Press Play to hear Doug Elliot talk about using storytelling to support nature based education on the Art of Storytelling with Brother Wolf.
Doug Elliot Writes...
How do you find a story in nature (or anywhere else for that matter)? I often start with an incident, an encounter, a problem or a question-something happens to you, you meet someone, see something, or you wonder about something. The narrative I tell is my journey of investigation, trying to figure it out.
The incident is your hook, not only to your listeners when you're storytelling, but also to yourself as an explorer and an investigator. Then I let my curiosity be my guide. I start asking questions. Any journalist will tell you your ability to get a good story is often directly related to your ability to ask good questions. The first and probably the ultimate resource is yourself. How do/did I relate to that incident, encounter, problem or question? How did I feel?
The next step might be an initial resolution concerning your opening incident or a preliminary answer to the question you have set up.
Simply seeing or experiencing something and figuring out what it is can be an interesting vignette, but it's rarely enough to make a good story. This initial vignette (incident, encounter, problem or question) becomes what Joseph Campbell refers to as the "call to adventure." Your challenge becomes how to find and tap those "ripples on the surface of life" that Campbell writes about "which reveal hidden springs as deep as the soul itself."
After you've explored your feelings and reactions and probed your own background, you find others who might have something to say about what you're investigating. This subsequent investigation-your reading, research, and your conversations with other people-becomes the adventure, the backbone or plot line of the narrative. Some of the various bits of information you gather or anecdotes and tales you hear can possibly stand on their own, but ideally the stories and information will be used as sub-plots to develop your entire piece. Then, instead of delivering a natural history lecture, you end up with a classic mythic hero's journey, where the hero (you, most likely) answers the "call to adventure." Wherever the investigation takes you becomes the journey. These facts, tales, and lore become stepping stones on a quest in search of truth and meaning. Rather than delivering a bunch of facts about a critter, phenomenon, or situation, you tell a story.
Doug Elliott has performed and presented programs at festivals, museums, botanical gardens, nature centers and schools from Canada to the Caribbean. He has been a featured storyteller at the National Storytelling Festival in Jonesborough TN. He has lectured and performed at the American Museum of Natural History in New York, the Royal Ontario Museum in Toronto and conducted workshops for the Smithsonian Institution. He has led ranger training sessions for the National Park Service and guided people in the wilderness from down-east Maine to the Florida Everglades.
He was named harmonica champion at Fiddler's Grove Festival in Union Grove NC. He is the author of four books, many articles in regional and national magazines and has recorded a number of award-winning albums of stories and songs.

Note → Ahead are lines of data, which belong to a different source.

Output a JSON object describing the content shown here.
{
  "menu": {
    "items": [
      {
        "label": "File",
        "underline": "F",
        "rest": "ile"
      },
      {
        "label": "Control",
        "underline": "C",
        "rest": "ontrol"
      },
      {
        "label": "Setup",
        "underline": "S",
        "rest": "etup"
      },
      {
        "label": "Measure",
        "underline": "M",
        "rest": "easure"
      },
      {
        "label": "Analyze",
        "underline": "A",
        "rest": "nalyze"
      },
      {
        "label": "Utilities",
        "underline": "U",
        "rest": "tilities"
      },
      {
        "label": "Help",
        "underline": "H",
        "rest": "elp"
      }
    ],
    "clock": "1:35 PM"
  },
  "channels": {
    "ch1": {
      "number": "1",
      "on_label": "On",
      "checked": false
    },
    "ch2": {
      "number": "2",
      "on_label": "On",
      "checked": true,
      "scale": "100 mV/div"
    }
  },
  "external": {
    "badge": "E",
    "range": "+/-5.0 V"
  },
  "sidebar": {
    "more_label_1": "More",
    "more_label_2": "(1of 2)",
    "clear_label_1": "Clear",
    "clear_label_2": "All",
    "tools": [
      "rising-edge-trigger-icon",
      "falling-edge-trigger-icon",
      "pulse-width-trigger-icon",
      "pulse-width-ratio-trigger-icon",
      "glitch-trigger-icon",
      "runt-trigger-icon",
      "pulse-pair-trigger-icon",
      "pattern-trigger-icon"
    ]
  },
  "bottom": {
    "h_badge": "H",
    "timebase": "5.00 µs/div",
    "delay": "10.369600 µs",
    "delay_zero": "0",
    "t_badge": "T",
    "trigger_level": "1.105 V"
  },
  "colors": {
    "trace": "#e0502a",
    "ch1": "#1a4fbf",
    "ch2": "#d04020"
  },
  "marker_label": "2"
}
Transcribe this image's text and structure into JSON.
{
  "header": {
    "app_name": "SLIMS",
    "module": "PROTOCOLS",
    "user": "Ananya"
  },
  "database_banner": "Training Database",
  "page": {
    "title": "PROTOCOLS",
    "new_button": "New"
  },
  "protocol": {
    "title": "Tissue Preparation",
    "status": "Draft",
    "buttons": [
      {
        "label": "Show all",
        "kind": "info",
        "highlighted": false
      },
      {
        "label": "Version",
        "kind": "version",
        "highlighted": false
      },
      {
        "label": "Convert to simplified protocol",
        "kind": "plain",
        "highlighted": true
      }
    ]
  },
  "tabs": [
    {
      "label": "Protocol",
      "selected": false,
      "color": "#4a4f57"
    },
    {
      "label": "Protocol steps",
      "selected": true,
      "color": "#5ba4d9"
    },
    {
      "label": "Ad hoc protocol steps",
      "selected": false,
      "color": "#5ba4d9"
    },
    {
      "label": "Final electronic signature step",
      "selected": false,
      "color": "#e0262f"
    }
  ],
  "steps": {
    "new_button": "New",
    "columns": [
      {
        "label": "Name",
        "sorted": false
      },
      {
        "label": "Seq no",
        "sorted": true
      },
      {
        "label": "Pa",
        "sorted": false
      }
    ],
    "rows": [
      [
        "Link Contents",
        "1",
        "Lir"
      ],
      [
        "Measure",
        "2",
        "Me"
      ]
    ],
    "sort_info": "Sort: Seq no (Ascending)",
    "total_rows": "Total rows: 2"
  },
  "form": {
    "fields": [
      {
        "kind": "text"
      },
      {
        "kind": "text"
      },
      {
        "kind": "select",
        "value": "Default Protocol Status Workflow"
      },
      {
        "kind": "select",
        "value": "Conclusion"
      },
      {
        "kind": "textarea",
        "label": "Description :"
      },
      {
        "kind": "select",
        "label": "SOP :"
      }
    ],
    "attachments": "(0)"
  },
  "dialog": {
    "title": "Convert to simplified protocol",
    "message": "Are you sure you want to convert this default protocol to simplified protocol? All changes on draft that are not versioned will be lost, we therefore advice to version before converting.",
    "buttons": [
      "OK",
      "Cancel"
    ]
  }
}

Elliott's passion for the natural world developed in early childhood roaming the woods and waters around his home. His dad used to say, "That boy knows what's under every rock between here and town."
He still roams the woods today. He has traveled from the Canadian North to the Central American jungles studying plant and animal life and seeking out the traditional wisdom of people with intimate connections to the natural world. And he still looks under rocks. These days he uncovers more than just a few strange critters; he brings to light the human connection to this vibrant world of which we are a part.